▽

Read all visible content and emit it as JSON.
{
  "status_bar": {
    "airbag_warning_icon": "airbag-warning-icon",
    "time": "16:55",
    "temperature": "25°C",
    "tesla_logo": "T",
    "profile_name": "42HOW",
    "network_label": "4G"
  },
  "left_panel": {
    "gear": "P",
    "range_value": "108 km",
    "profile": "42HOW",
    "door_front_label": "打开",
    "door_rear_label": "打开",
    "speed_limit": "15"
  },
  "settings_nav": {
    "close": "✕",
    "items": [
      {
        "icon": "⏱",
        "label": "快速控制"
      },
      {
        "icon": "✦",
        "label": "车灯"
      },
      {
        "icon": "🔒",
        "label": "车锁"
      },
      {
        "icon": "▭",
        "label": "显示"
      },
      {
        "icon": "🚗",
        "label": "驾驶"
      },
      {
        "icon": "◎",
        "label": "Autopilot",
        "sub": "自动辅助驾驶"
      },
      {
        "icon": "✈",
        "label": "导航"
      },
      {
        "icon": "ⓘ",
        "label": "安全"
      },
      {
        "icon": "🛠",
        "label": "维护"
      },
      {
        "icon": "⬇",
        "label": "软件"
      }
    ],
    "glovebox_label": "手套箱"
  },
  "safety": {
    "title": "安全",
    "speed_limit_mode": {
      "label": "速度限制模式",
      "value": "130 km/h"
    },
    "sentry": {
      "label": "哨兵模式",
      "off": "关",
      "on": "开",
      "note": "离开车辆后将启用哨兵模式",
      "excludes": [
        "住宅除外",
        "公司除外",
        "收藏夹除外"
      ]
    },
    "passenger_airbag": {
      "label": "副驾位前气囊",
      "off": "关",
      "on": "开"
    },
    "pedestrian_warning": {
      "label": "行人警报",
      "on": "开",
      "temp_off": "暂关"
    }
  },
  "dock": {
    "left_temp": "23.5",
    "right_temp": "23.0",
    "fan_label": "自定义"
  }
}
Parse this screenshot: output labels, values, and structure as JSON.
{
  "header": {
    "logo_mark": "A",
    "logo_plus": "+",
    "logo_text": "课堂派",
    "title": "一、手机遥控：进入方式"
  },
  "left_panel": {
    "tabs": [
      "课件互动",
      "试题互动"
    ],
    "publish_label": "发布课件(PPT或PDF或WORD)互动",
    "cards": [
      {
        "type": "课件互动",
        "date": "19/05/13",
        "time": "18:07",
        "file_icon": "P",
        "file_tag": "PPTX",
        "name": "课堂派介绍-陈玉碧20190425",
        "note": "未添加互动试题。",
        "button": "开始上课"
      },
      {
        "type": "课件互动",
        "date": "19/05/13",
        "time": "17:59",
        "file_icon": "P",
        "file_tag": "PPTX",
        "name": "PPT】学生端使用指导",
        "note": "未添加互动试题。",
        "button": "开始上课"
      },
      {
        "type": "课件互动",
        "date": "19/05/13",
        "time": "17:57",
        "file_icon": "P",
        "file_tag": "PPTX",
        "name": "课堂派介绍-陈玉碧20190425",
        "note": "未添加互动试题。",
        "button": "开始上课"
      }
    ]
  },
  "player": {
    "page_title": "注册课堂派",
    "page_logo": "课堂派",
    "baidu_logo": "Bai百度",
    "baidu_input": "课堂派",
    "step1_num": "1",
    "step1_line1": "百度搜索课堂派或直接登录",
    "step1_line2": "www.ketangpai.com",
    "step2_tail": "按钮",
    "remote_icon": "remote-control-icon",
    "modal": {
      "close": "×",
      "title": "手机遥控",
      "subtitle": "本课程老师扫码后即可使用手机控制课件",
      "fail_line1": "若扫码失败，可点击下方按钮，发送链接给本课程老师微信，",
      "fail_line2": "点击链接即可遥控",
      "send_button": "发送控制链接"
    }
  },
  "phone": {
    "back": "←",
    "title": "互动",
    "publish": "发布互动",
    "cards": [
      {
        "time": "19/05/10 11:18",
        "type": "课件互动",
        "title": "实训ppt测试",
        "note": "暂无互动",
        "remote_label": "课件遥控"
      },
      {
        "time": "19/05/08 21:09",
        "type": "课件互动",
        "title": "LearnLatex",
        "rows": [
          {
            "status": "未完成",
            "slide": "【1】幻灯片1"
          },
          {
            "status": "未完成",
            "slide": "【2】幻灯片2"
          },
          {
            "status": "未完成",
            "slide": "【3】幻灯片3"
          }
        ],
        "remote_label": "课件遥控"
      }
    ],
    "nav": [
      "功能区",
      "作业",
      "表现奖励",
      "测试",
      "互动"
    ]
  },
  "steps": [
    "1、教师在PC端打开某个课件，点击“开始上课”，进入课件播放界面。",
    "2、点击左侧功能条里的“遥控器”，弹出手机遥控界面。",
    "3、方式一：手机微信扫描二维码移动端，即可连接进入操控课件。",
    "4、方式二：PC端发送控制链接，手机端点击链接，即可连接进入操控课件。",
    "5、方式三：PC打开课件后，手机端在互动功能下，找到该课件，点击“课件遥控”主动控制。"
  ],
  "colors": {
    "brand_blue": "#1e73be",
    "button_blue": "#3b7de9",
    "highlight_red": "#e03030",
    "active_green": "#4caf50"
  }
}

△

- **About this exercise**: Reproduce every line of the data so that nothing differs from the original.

- **Answer space**:
Read all visible content and emit it as JSON.
{
  "status_bar": {
    "airbag_warning_icon": "airbag-warning-icon",
    "time": "16:55",
    "temperature": "25°C",
    "tesla_logo": "T",
    "profile_name": "42HOW",
    "network_label": "4G"
  },
  "left_panel": {
    "gear": "P",
    "range_value": "108 km",
    "profile": "42HOW",
    "door_front_label": "打开",
    "door_rear_label": "打开",
    "speed_limit": "15"
  },
  "settings_nav": {
    "close": "✕",
    "items": [
      {
        "icon": "⏱",
        "label": "快速控制"
      },
      {
        "icon": "✦",
        "label": "车灯"
      },
      {
        "icon": "🔒",
        "label": "车锁"
      },
      {
        "icon": "▭",
        "label": "显示"
      },
      {
        "icon": "🚗",
        "label": "驾驶"
      },
      {
        "icon": "◎",
        "label": "Autopilot",
        "sub": "自动辅助驾驶"
      },
      {
        "icon": "✈",
        "label": "导航"
      },
      {
        "icon": "ⓘ",
        "label": "安全"
      },
      {
        "icon": "🛠",
        "label": "维护"
      },
      {
        "icon": "⬇",
        "label": "软件"
      }
    ],
    "glovebox_label": "手套箱"
  },
  "safety": {
    "title": "安全",
    "speed_limit_mode": {
      "label": "速度限制模式",
      "value": "130 km/h"
    },
    "sentry": {
      "label": "哨兵模式",
      "off": "关",
      "on": "开",
      "note": "离开车辆后将启用哨兵模式",
      "excludes": [
        "住宅除外",
        "公司除外",
        "收藏夹除外"
      ]
    },
    "passenger_airbag": {
      "label": "副驾位前气囊",
      "off": "关",
      "on": "开"
    },
    "pedestrian_warning": {
      "label": "行人警报",
      "on": "开",
      "temp_off": "暂关"
    }
  },
  "dock": {
    "left_temp": "23.5",
    "right_temp": "23.0",
    "fan_label": "自定义"
  }
}
Parse this screenshot: output labels, values, and structure as JSON.
{
  "header": {
    "logo_mark": "A",
    "logo_plus": "+",
    "logo_text": "课堂派",
    "title": "一、手机遥控：进入方式"
  },
  "left_panel": {
    "tabs": [
      "课件互动",
      "试题互动"
    ],
    "publish_label": "发布课件(PPT或PDF或WORD)互动",
    "cards": [
      {
        "type": "课件互动",
        "date": "19/05/13",
        "time": "18:07",
        "file_icon": "P",
        "file_tag": "PPTX",
        "name": "课堂派介绍-陈玉碧20190425",
        "note": "未添加互动试题。",
        "button": "开始上课"
      },
      {
        "type": "课件互动",
        "date": "19/05/13",
        "time": "17:59",
        "file_icon": "P",
        "file_tag": "PPTX",
        "name": "PPT】学生端使用指导",
        "note": "未添加互动试题。",
        "button": "开始上课"
      },
      {
        "type": "课件互动",
        "date": "19/05/13",
        "time": "17:57",
        "file_icon": "P",
        "file_tag": "PPTX",
        "name": "课堂派介绍-陈玉碧20190425",
        "note": "未添加互动试题。",
        "button": "开始上课"
      }
    ]
  },
  "player": {
    "page_title": "注册课堂派",
    "page_logo": "课堂派",
    "baidu_logo": "Bai百度",
    "baidu_input": "课堂派",
    "step1_num": "1",
    "step1_line1": "百度搜索课堂派或直接登录",
    "step1_line2": "www.ketangpai.com",
    "step2_tail": "按钮",
    "remote_icon": "remote-control-icon",
    "modal": {
      "close": "×",
      "title": "手机遥控",
      "subtitle": "本课程老师扫码后即可使用手机控制课件",
      "fail_line1": "若扫码失败，可点击下方按钮，发送链接给本课程老师微信，",
      "fail_line2": "点击链接即可遥控",
      "send_button": "发送控制链接"
    }
  },
  "phone": {
    "back": "←",
    "title": "互动",
    "publish": "发布互动",
    "cards": [
      {
        "time": "19/05/10 11:18",
        "type": "课件互动",
        "title": "实训ppt测试",
        "note": "暂无互动",
        "remote_label": "课件遥控"
      },
      {
        "time": "19/05/08 21:09",
        "type": "课件互动",
        "title": "LearnLatex",
        "rows": [
          {
            "status": "未完成",
            "slide": "【1】幻灯片1"
          },
          {
            "status": "未完成",
            "slide": "【2】幻灯片2"
          },
          {
            "status": "未完成",
            "slide": "【3】幻灯片3"
          }
        ],
        "remote_label": "课件遥控"
      }
    ],
    "nav": [
      "功能区",
      "作业",
      "表现奖励",
      "测试",
      "互动"
    ]
  },
  "steps": [
    "1、教师在PC端打开某个课件，点击“开始上课”，进入课件播放界面。",
    "2、点击左侧功能条里的“遥控器”，弹出手机遥控界面。",
    "3、方式一：手机微信扫描二维码移动端，即可连接进入操控课件。",
    "4、方式二：PC端发送控制链接，手机端点击链接，即可连接进入操控课件。",
    "5、方式三：PC打开课件后，手机端在互动功能下，找到该课件，点击“课件遥控”主动控制。"
  ],
  "colors": {
    "brand_blue": "#1e73be",
    "button_blue": "#3b7de9",
    "highlight_red": "#e03030",
    "active_green": "#4caf50"
  }
}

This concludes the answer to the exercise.